Neither Doug Looney's adoring prose nor Lou Holtz' new supply of red sweaters will overcome Alabama's pure talent.
JOHN L. SEER
Come New Year's Day, Lou Holtz and his Razorbacks will be the biggest one-line joke in the country. Penn State will be No. 1.
Arkansas' No. 1 ranking is just what the doctor ordered here in Austin. We're going to hate letting you down on Oct. 21.
Congratulations on a most accurate prediction. Your Big Ten scouting report asked, "Can either team win the Illinois-Northwestern season opener?" The answer is a resounding no—a 0-0 tie!
S. M. BELLER
Through his articles in SI, John Underwood is becoming the conscience of football. In his Sept. 11 piece (Half Would Make It Whole) he has very skillfully struck at the heart of the college game. As an ex-college player ( DePauw) and ex-assistant coach ( U.S. Marine Corps/DePauw), I strongly agree that a return to the one-platoon system would be a tremendous thing for college football and, more important, for its players.
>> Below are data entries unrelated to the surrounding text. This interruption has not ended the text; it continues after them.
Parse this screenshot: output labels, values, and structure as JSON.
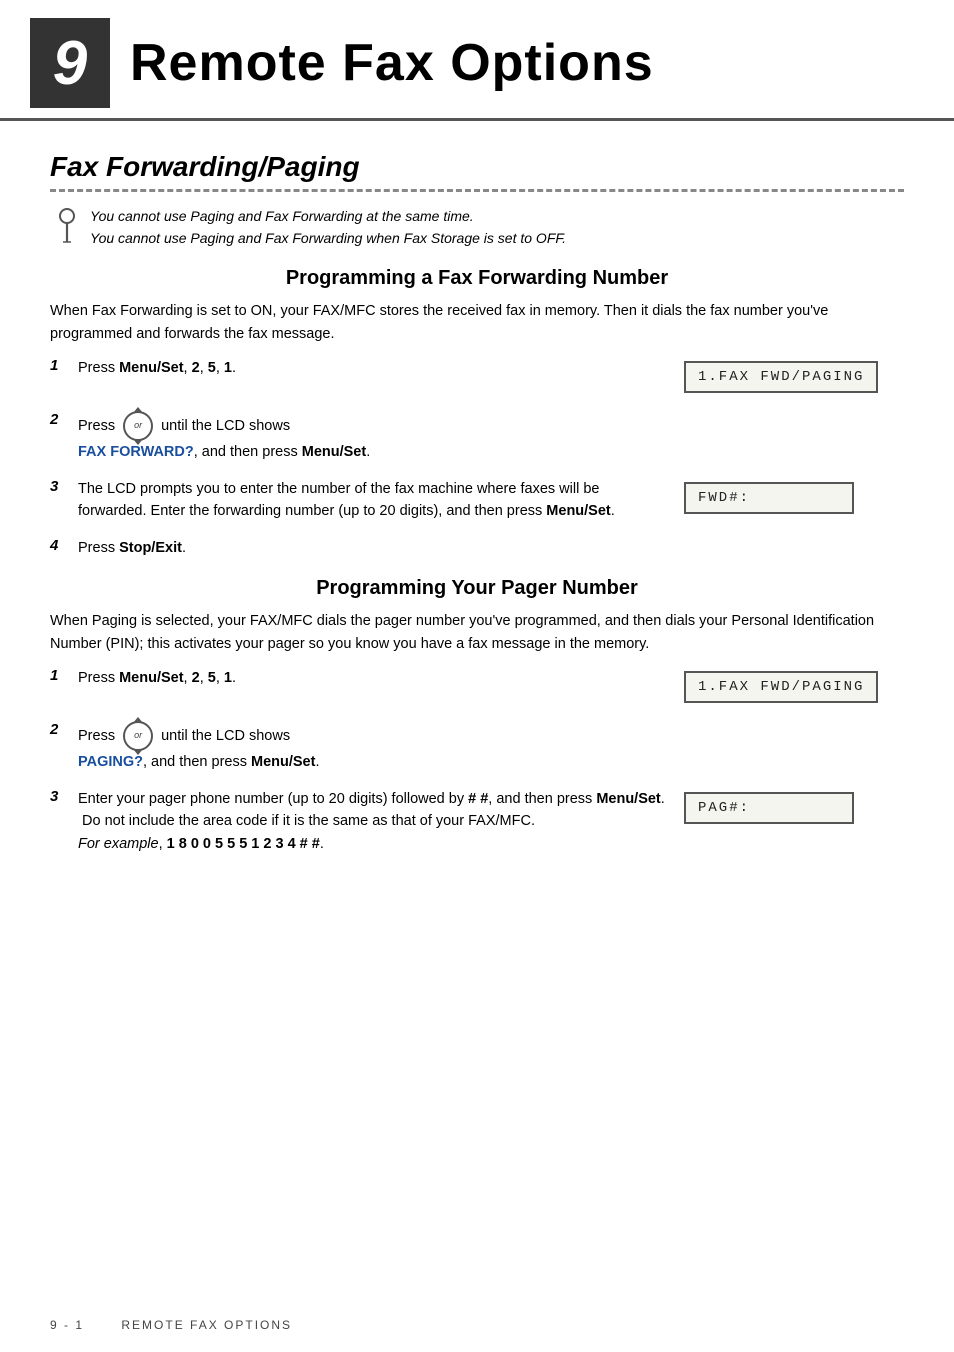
{
  "header": {
    "chapter_number": "9",
    "title": "Remote Fax Options"
  },
  "section1": {
    "heading": "Fax Forwarding/Paging",
    "note_line1": "You cannot use Paging and Fax Forwarding at the same time.",
    "note_line2": "You cannot use Paging and Fax Forwarding when Fax Storage is set to OFF.",
    "subsection1": {
      "heading": "Programming a Fax Forwarding Number",
      "intro": "When Fax Forwarding is set to ON, your FAX/MFC stores the received fax in memory. Then  it dials the fax number you've programmed and forwards the fax message.",
      "steps": [
        {
          "number": "1",
          "text_parts": [
            {
              "type": "text",
              "content": "Press "
            },
            {
              "type": "bold",
              "content": "Menu/Set"
            },
            {
              "type": "text",
              "content": ", "
            },
            {
              "type": "bold",
              "content": "2"
            },
            {
              "type": "text",
              "content": ", "
            },
            {
              "type": "bold",
              "content": "5"
            },
            {
              "type": "text",
              "content": ", "
            },
            {
              "type": "bold",
              "content": "1"
            },
            {
              "type": "text",
              "content": "."
            }
          ],
          "lcd": "1.FAX FWD/PAGING"
        },
        {
          "number": "2",
          "has_scroll": true,
          "text_line1": " until the LCD shows",
          "text_line2_color": "FAX FORWARD?",
          "text_line3": ", and then press ",
          "text_bold": "Menu/Set",
          "text_after": ".",
          "lcd": null
        },
        {
          "number": "3",
          "text_full": "The LCD prompts you to enter the number of the fax machine where faxes will be forwarded. Enter the forwarding number (up to 20 digits), and then press Menu/Set.",
          "lcd": "FWD#:"
        },
        {
          "number": "4",
          "text_parts": [
            {
              "type": "text",
              "content": "Press "
            },
            {
              "type": "bold",
              "content": "Stop/Exit"
            },
            {
              "type": "text",
              "content": "."
            }
          ],
          "lcd": null
        }
      ]
    },
    "subsection2": {
      "heading": "Programming Your Pager Number",
      "intro": "When Paging is selected, your FAX/MFC dials the pager number you've programmed, and then dials your Personal Identification Number (PIN); this activates your pager so you know you have a fax message in the memory.",
      "steps": [
        {
          "number": "1",
          "text_parts": [
            {
              "type": "text",
              "content": "Press "
            },
            {
              "type": "bold",
              "content": "Menu/Set"
            },
            {
              "type": "text",
              "content": ", "
            },
            {
              "type": "bold",
              "content": "2"
            },
            {
              "type": "text",
              "content": ", "
            },
            {
              "type": "bold",
              "content": "5"
            },
            {
              "type": "text",
              "content": ", "
            },
            {
              "type": "bold",
              "content": "1"
            },
            {
              "type": "text",
              "content": "."
            }
          ],
          "lcd": "1.FAX FWD/PAGING"
        },
        {
          "number": "2",
          "has_scroll": true,
          "text_line1": " until the LCD shows",
          "text_line2_color": "PAGING?",
          "text_line3": ", and then press ",
          "text_bold": "Menu/Set",
          "text_after": ".",
          "lcd": null
        },
        {
          "number": "3",
          "text_full": "Enter your pager phone number (up to 20 digits) followed by # #, and then press Menu/Set.  Do not include the area code if it is the same as that of your FAX/MFC.",
          "text_example": "For example, 1 8 0 0 5 5 5 1 2 3 4 # #.",
          "text_bold_in_full": "Menu/Set",
          "lcd": "PAG#:"
        }
      ]
    }
  },
  "footer": {
    "page": "9 - 1",
    "text": "REMOTE FAX OPTIONS"
  },
  "labels": {
    "press": "Press",
    "until_lcd": " until the LCD shows",
    "and_then_press": ", and then press ",
    "period": ".",
    "scroll_or": "or"
  }
}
In addition, a return to one platoon would enhance the quality of the small-college game, because more class players would be available for the small-college ranks—and everyone knows that the best college-football experience is had at the small-college level!
Moreover, as a father of a very gifted all-round athlete, I wish to see my son spend his college years enjoying other sports, too, not just overdeveloping his football specialty. I hope many college administrators will agree and apply pressure to revive the one-platoon system. I doubt that the impetus will come from the coaching fraternity.
JOHN A. KELLOGG
Director of Admissions
What next? After reading about how Joe Jones was redshirted while in the seventh grade ("I Was Never Sure About Anything," Sept. 11), I think it is obvious that our football priorities need rearranging.
Without downplaying the excellence of some of your earlier series (such as The Black Athlete), I feel your series on Football Brutality (Aug. 14 et seq.) is the finest and most responsible piece of journalism ever published in SI. However, I can't decide which is more revealing—John Underwood's insightful reporting or the readers' reactions to those insights. While SI might have appeared to be a lone voice crying in the wilderness, recent letters to the editor show that more than a few of the fans share Underwood's concern. There won't be an end to violence and brutality until the fans demand it.
The letters of John Blacksher (Aug. 28) and David Deaton and Kyler Foster (Sept. 11) make it clear that excessive violence in football is not simply a result of inadequate rules and misdirected coaching. The problem lies in the very philosophies of many of the players. We need to examine the attitudes that are being fostered by the sport.